[Dataset excerpts Boundary: Start]
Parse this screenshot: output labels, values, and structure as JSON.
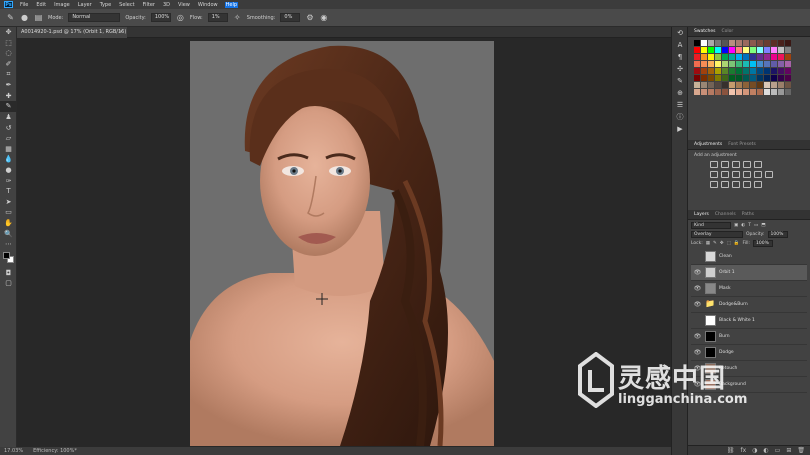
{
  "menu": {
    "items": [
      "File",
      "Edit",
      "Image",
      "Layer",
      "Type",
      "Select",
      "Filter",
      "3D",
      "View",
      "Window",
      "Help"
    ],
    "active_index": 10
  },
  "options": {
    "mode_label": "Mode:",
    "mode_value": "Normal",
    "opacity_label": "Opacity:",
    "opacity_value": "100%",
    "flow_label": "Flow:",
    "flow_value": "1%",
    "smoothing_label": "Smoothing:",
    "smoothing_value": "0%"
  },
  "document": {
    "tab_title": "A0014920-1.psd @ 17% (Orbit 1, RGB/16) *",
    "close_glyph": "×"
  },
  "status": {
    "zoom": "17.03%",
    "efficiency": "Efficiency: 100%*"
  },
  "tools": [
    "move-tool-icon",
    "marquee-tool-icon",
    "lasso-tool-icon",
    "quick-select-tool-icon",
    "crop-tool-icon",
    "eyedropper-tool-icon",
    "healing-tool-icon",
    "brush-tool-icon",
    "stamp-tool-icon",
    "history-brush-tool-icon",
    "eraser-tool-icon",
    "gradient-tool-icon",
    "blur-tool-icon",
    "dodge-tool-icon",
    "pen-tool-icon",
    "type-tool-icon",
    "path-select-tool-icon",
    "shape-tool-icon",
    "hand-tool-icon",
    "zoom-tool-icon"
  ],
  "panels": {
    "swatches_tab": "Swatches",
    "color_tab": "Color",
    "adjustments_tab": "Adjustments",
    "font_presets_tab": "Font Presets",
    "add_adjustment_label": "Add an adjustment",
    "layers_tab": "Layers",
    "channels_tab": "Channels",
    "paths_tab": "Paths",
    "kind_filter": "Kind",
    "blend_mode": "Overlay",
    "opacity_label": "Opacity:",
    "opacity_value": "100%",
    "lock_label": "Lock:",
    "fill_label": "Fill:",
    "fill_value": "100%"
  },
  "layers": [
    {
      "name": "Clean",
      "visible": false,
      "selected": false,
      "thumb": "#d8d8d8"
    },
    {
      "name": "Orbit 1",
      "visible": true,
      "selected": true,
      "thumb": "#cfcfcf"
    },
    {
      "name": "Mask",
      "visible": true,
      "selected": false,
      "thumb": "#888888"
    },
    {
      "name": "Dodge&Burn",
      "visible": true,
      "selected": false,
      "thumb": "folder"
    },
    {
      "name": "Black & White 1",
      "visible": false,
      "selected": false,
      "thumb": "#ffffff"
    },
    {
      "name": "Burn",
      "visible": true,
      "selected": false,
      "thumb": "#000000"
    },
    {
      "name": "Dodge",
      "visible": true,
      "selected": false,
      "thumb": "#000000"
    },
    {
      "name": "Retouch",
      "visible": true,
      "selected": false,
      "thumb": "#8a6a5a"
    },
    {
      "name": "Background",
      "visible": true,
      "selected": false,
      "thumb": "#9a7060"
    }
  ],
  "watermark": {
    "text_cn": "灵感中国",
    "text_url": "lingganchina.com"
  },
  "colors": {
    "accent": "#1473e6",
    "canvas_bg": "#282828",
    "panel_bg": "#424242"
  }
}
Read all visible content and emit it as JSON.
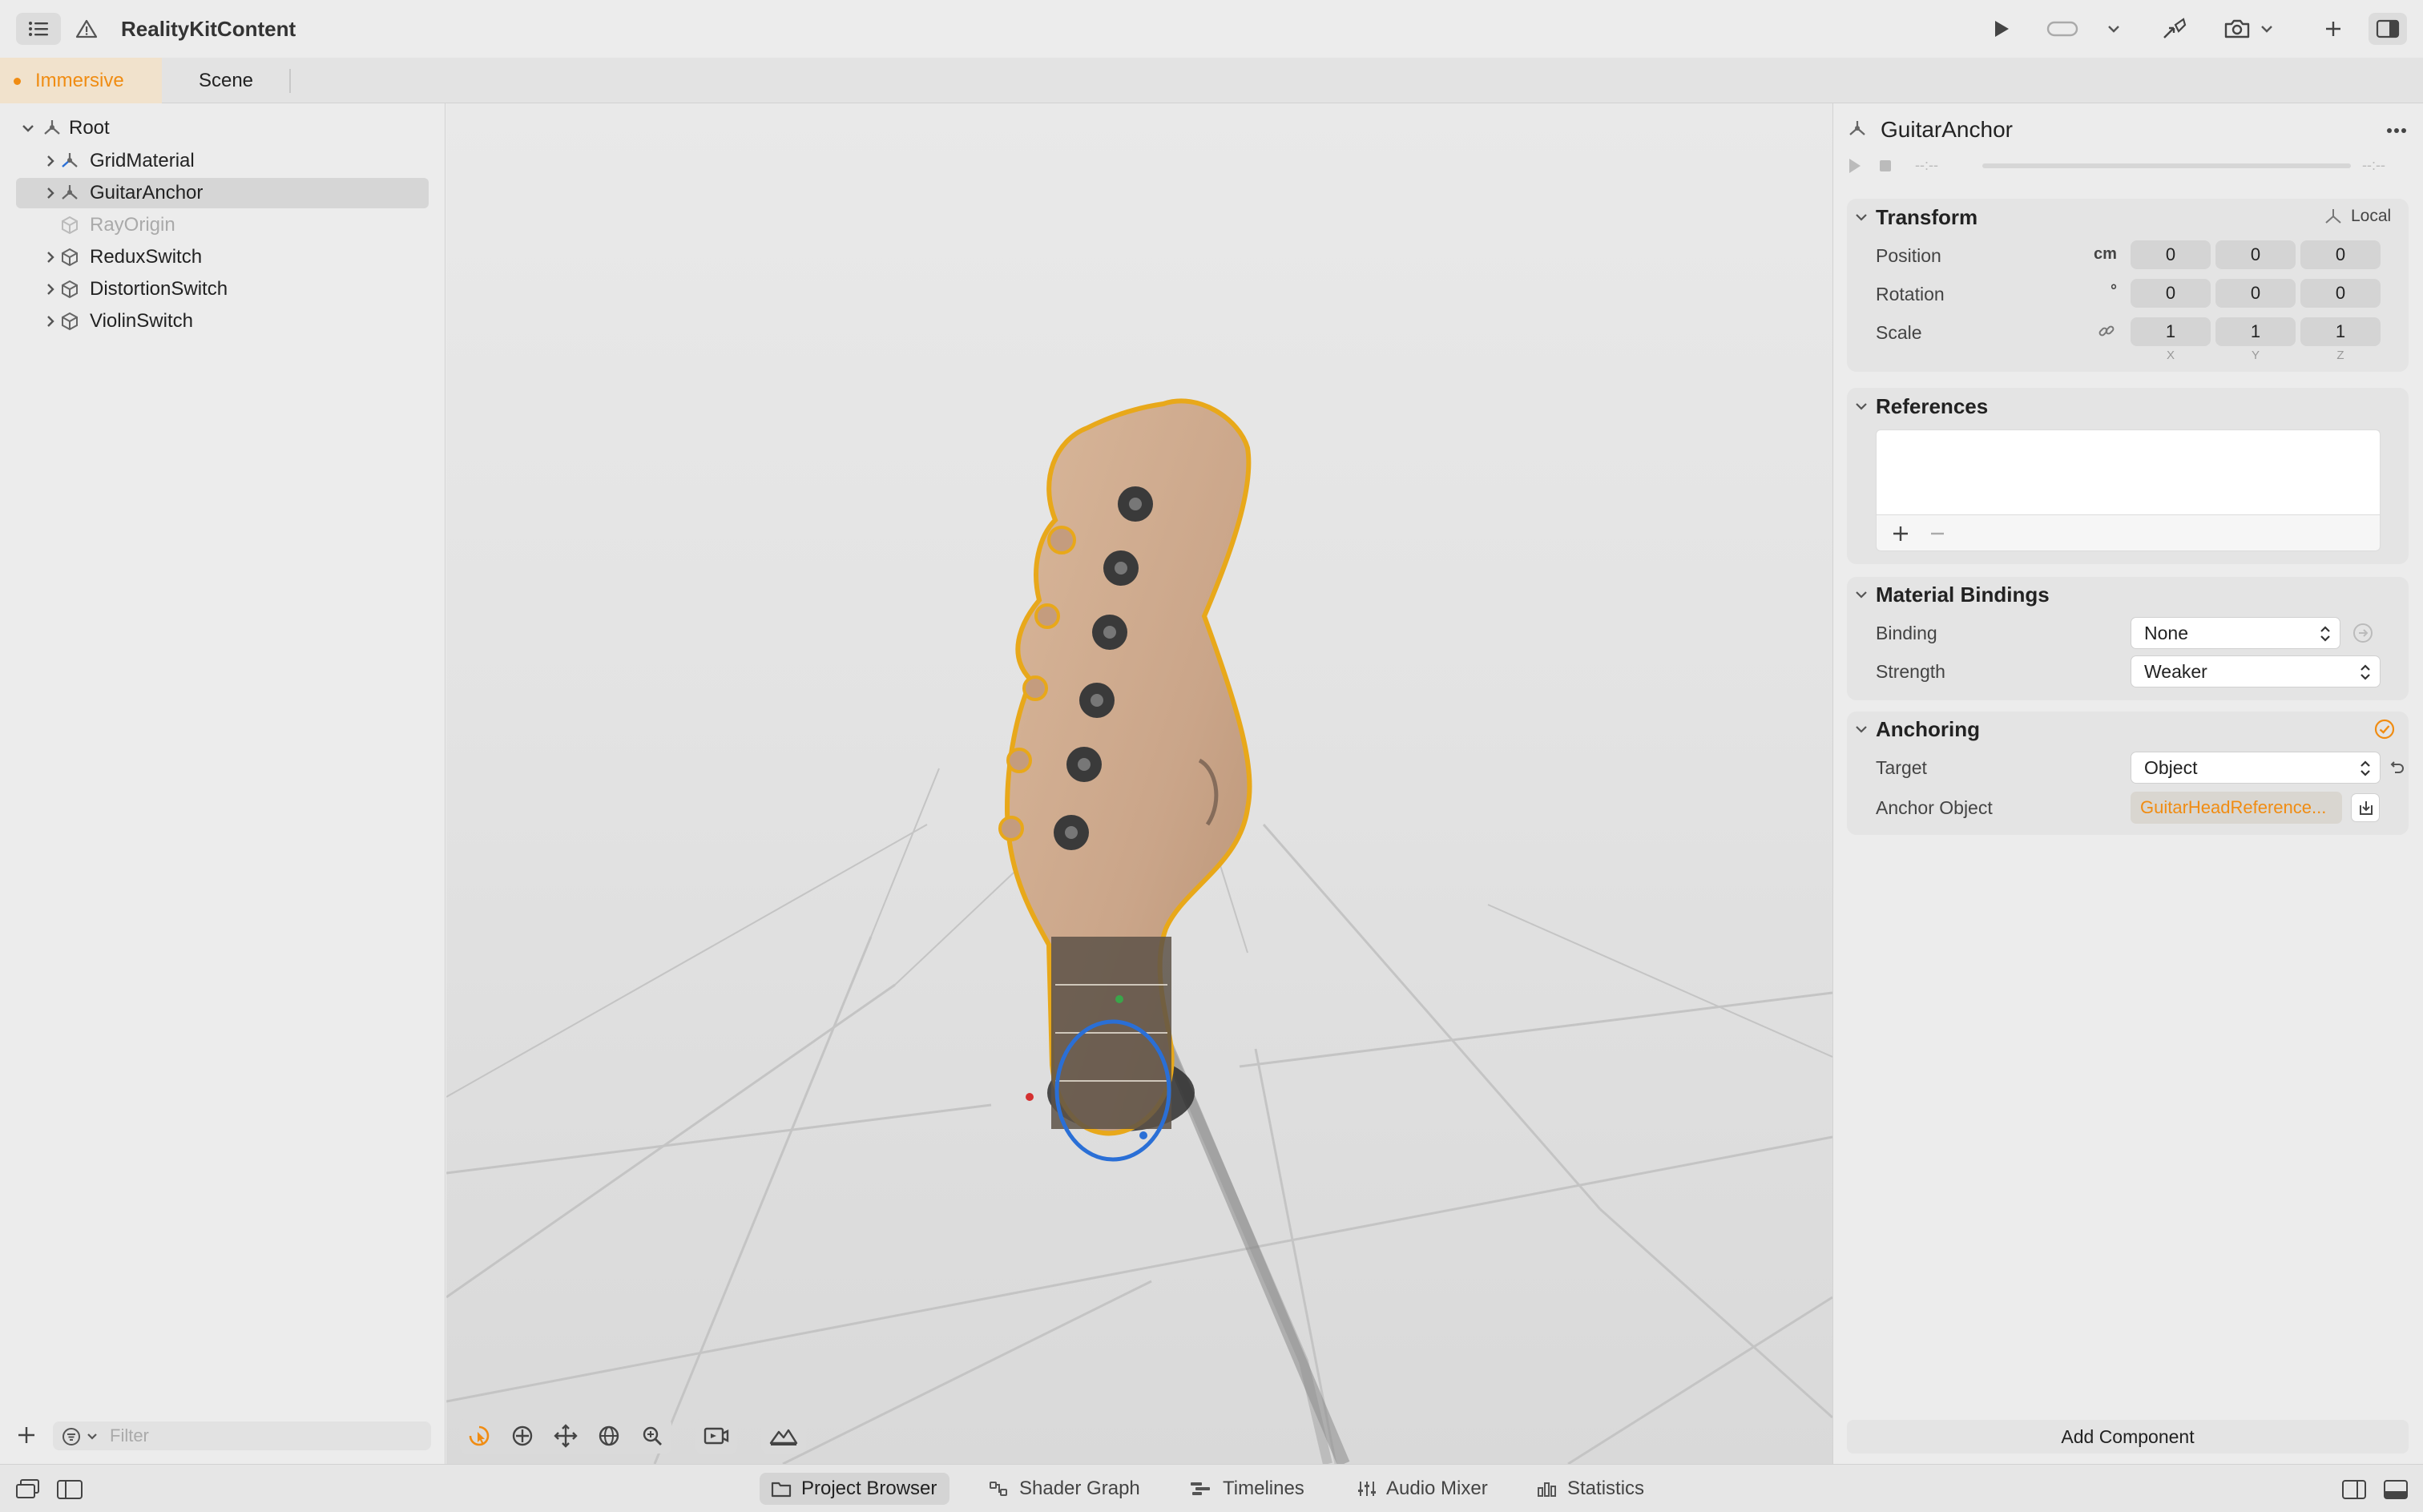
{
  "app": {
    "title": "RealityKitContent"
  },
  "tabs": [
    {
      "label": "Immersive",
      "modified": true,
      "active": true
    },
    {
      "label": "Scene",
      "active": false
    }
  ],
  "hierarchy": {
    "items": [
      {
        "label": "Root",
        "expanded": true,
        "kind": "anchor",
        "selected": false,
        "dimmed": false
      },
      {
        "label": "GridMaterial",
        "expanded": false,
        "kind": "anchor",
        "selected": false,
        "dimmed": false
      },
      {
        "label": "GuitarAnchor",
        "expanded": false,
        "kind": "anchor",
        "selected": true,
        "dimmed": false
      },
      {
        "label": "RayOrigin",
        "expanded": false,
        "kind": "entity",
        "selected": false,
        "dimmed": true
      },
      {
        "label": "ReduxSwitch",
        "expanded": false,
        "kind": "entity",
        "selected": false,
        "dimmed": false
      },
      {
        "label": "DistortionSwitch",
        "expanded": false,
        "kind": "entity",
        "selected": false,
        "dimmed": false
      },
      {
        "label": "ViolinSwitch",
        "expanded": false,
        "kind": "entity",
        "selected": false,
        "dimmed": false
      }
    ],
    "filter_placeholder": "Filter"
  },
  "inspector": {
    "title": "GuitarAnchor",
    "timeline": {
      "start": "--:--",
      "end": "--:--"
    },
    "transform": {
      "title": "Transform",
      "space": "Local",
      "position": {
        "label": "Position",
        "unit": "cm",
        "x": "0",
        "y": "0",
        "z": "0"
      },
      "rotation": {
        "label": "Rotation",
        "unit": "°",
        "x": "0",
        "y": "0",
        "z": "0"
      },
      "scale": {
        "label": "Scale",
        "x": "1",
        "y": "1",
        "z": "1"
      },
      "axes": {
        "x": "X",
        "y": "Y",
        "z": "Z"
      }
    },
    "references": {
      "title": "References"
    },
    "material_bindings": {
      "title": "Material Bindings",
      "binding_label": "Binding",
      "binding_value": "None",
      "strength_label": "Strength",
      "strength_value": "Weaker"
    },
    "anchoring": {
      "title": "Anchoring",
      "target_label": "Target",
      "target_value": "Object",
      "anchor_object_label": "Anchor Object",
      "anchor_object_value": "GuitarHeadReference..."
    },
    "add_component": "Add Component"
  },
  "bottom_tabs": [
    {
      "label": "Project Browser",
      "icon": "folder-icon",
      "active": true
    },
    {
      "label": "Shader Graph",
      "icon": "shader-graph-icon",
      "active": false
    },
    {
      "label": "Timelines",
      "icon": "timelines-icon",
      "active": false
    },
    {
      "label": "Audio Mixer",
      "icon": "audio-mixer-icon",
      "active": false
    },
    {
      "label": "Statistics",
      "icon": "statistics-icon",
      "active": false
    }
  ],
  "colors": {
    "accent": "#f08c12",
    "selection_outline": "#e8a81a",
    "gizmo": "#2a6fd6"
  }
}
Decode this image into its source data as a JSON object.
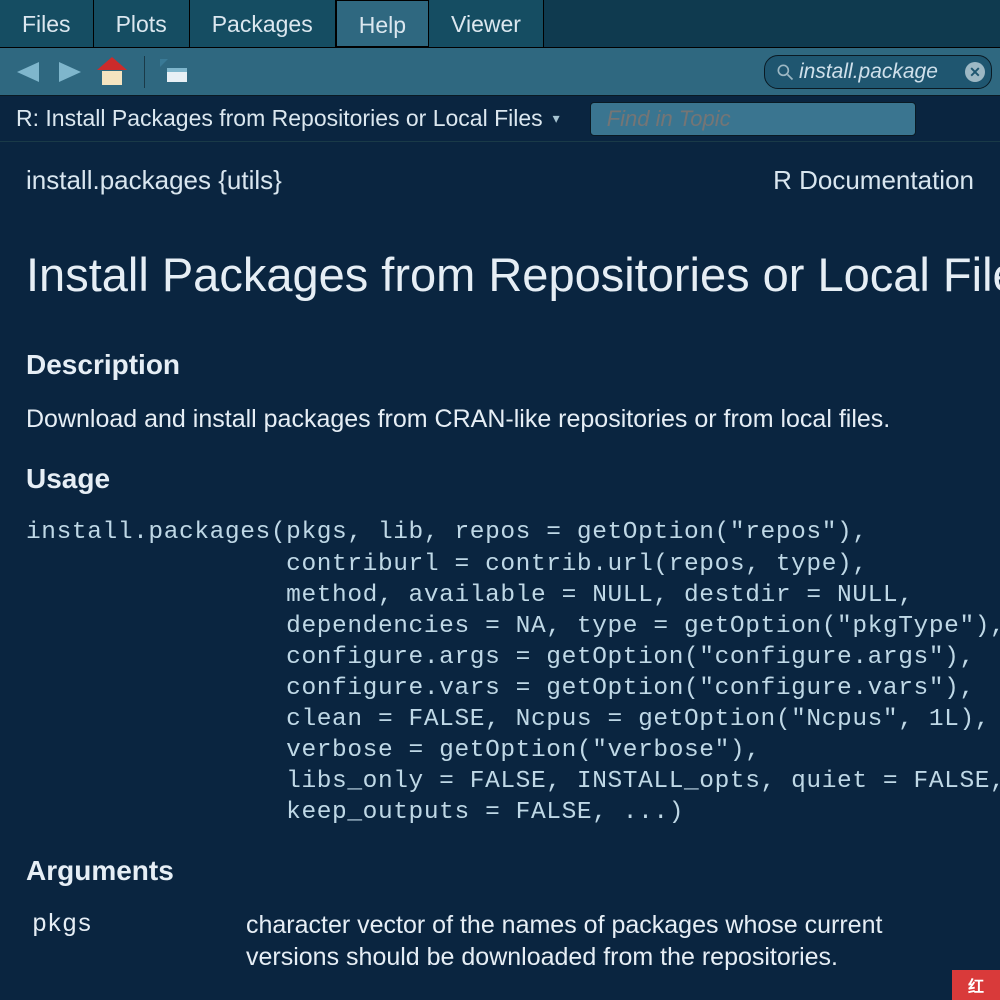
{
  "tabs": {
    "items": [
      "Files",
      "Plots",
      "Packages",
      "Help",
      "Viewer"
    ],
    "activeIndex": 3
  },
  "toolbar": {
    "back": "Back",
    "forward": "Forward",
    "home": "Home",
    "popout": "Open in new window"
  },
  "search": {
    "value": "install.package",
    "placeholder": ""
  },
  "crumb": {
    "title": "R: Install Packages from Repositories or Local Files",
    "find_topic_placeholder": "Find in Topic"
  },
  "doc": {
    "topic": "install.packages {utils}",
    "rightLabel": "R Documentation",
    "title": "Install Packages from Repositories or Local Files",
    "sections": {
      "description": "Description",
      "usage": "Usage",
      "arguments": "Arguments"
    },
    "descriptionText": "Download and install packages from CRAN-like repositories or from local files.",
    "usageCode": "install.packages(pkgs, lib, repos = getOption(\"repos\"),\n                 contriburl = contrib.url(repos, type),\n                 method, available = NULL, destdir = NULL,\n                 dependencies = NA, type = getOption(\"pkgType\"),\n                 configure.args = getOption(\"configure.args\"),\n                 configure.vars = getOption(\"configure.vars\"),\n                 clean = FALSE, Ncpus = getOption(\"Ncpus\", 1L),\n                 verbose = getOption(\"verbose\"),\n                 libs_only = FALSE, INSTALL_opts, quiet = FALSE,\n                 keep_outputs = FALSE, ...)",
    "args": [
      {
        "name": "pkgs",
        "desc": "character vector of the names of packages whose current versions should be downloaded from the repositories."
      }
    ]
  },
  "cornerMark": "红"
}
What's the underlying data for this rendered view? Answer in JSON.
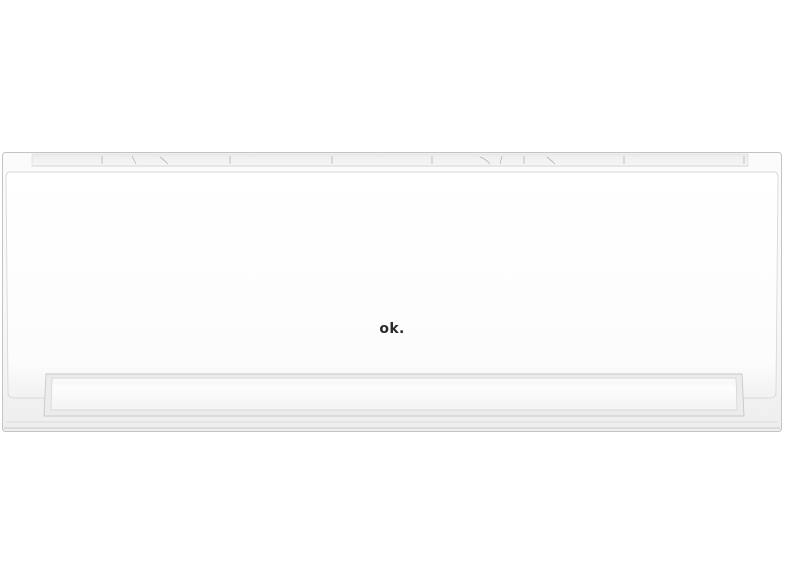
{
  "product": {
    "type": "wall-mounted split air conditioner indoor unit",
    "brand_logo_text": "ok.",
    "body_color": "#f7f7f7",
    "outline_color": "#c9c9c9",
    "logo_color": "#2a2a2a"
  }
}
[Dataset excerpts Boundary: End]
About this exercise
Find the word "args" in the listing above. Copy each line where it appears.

Final answer
    "usageCode": "install.packages(pkgs, lib, repos = getOption(\"repos\"),\n                 contriburl = contrib.url(repos, type),\n                 method, available = NULL, destdir = NULL,\n                 dependencies = NA, type = getOption(\"pkgType\"),\n                 configure.args = getOption(\"configure.args\"),\n                 configure.vars = getOption(\"configure.vars\"),\n                 clean = FALSE, Ncpus = getOption(\"Ncpus\", 1L),\n                 verbose = getOption(\"verbose\"),\n                 libs_only = FALSE, INSTALL_opts, quiet = FALSE,\n                 keep_outputs = FALSE, ...)",
    "args": [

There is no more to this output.